- Collaborative degree programs with foreign institutions are growing but remain relatively uncommon. Sixteen percent reported offering dual/double degree programs with a foreign university (in which both institutions confer degrees), up from 10 percent in 2011, while the percentage reporting that they offer joint degree programs (in which students receive a single credential endorsed by both institutions) was flat at 8 percent.
- Five percent of institutions reported that they offer full degree programs overseas delivered only or largely via face-to-face instruction, 9 percent offer programs “entirely or largely through technology” (such as online), while 5 percent said they deliver programs using a combination of face-to-face instruction and technology.
- In regards to overseas outposts, 4 percent of institutions said they have an international branch campus, 7 percent an overseas administrative office, 5 percent a study abroad center for U.S. students, 5 percent a teaching site for non-U.S. students, and 2 percent an overseas research center.
“We are making progress,” said Robin Matross Helms, the lead author of the report and director of ACE’s Center for Internationalization and Global Engagement. “Institutions are optimistic about their progress, and this is something that institutions are working towards.”
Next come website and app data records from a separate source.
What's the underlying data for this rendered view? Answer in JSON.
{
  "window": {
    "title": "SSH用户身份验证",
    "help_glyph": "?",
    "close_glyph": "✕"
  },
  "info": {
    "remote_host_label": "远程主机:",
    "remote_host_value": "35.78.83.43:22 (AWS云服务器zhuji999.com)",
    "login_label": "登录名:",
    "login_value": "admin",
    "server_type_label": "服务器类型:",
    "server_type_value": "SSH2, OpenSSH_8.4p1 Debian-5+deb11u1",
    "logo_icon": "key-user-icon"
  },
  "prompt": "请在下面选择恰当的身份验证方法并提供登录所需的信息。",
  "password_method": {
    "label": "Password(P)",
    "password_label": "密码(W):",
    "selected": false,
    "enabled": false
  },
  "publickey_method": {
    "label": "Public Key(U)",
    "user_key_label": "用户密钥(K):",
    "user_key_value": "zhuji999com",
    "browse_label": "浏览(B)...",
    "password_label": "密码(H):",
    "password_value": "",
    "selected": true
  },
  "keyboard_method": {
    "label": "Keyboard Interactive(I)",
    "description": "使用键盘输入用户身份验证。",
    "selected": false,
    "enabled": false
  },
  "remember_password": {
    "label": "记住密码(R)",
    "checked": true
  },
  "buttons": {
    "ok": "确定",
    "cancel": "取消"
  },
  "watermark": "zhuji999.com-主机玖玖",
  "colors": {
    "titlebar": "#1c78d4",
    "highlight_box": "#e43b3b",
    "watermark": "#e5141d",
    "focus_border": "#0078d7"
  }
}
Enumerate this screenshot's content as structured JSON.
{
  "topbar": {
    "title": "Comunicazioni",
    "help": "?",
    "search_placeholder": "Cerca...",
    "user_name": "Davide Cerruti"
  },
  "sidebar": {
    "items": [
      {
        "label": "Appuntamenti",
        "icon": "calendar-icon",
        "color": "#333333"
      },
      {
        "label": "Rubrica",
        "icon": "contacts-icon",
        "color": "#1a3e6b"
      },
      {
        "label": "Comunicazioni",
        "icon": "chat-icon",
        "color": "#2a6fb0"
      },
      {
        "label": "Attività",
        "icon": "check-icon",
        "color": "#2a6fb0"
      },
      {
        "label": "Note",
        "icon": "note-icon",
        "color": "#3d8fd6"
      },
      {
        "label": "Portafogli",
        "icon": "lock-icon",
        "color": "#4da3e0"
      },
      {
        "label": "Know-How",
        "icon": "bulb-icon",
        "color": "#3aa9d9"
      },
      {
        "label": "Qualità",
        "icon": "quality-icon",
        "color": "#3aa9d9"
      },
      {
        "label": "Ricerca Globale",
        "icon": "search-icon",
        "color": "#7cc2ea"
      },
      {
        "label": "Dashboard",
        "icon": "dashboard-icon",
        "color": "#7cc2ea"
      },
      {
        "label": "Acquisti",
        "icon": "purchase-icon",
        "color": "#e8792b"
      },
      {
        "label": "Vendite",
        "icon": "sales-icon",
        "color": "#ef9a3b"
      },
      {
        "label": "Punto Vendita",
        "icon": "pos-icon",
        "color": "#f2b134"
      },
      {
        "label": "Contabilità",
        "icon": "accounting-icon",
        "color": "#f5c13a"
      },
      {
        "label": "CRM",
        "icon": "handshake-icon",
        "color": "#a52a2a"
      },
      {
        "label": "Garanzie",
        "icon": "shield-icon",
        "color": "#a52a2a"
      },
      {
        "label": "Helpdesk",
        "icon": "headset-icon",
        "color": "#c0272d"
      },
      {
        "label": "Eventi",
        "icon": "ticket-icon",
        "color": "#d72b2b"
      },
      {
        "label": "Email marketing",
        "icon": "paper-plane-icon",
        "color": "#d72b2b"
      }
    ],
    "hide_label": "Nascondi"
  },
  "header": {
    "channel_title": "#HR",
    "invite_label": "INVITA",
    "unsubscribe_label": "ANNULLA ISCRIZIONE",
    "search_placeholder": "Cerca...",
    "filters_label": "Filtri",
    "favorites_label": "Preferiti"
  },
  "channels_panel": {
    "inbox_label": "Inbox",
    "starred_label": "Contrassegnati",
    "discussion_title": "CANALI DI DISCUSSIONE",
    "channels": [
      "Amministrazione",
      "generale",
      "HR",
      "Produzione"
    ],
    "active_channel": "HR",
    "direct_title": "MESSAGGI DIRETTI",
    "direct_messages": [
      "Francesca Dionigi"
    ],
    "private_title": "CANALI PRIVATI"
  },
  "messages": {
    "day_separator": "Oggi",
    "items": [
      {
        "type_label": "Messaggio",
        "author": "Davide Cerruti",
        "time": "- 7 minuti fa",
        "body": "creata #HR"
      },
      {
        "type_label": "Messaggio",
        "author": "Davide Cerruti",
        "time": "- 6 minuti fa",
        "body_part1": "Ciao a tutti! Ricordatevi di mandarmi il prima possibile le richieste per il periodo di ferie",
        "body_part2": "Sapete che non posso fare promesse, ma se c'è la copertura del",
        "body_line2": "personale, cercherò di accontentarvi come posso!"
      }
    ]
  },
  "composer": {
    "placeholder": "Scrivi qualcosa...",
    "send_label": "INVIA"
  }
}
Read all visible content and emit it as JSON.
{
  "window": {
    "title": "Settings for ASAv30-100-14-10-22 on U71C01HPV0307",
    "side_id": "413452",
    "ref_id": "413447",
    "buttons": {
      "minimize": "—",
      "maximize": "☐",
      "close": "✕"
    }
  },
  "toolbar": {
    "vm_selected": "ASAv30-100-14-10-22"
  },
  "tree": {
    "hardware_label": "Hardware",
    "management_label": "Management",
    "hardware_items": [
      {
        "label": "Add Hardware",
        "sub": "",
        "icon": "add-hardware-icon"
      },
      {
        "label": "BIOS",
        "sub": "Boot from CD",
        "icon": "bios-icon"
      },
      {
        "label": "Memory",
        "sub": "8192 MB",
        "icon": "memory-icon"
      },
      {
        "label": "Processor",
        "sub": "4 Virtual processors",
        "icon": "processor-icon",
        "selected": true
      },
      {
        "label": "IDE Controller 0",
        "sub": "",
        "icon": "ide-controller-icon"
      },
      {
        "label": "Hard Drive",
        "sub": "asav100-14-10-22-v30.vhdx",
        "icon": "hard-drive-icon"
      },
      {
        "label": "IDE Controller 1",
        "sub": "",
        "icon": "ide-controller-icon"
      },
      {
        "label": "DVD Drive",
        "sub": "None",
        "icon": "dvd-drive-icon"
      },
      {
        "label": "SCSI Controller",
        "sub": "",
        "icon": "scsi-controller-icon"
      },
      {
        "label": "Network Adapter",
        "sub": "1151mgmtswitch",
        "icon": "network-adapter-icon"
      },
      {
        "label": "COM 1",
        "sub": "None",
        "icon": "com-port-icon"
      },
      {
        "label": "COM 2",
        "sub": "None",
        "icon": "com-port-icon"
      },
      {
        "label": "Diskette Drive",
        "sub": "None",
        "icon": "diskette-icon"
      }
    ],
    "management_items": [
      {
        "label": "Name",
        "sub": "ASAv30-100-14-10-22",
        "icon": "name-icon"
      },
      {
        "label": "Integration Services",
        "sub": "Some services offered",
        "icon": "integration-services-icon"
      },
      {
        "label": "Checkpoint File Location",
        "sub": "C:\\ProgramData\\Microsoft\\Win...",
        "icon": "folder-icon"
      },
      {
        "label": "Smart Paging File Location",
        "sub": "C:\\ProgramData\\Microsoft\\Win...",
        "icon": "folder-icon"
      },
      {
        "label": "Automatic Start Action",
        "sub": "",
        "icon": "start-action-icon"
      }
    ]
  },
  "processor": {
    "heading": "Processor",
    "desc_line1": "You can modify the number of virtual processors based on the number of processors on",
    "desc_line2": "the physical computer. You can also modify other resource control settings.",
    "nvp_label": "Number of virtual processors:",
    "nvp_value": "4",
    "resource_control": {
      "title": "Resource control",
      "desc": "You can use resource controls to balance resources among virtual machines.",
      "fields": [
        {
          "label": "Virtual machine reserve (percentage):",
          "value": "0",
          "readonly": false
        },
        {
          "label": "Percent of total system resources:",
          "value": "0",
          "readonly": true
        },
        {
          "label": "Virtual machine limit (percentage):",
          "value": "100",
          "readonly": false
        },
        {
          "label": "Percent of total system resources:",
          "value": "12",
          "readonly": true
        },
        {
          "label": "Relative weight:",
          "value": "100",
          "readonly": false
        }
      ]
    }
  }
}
At the same time, she drew attention to what the report describes as the external focus of many internationalization efforts. “A lot of what institutions are thinking of for internationalization is summarized in that priority list. The top priority is education abroad, No. 2 is international students, and No. 3 is establishing partnerships abroad. It’s only at No. 4 and 5 that we come to the curriculum and to faculty development and to what’s really happening on campus.”
“I think we still are thinking of internationalization often as an outward-facing endeavor,” Helms said. “We need to make sure that we’re giving adequate attention to what’s happening on campus as well.”
In regard to faculty members, Helms continued, “As we look at the faculty data as compared to indicators in other areas, the progress line just is not as steep. We need to be paying attention to making sure that faculty are engaged in and central to internationalization efforts.”
The 1,164 total responses to the survey include 203 responses from doctoral institutions, 352 from master’s institutions, 267 from baccalaureate institutions, 246 from associate institutions and 96 from special focus institutions. Researchers weighed the data in an attempt to mirror the distribution of institution types nationally.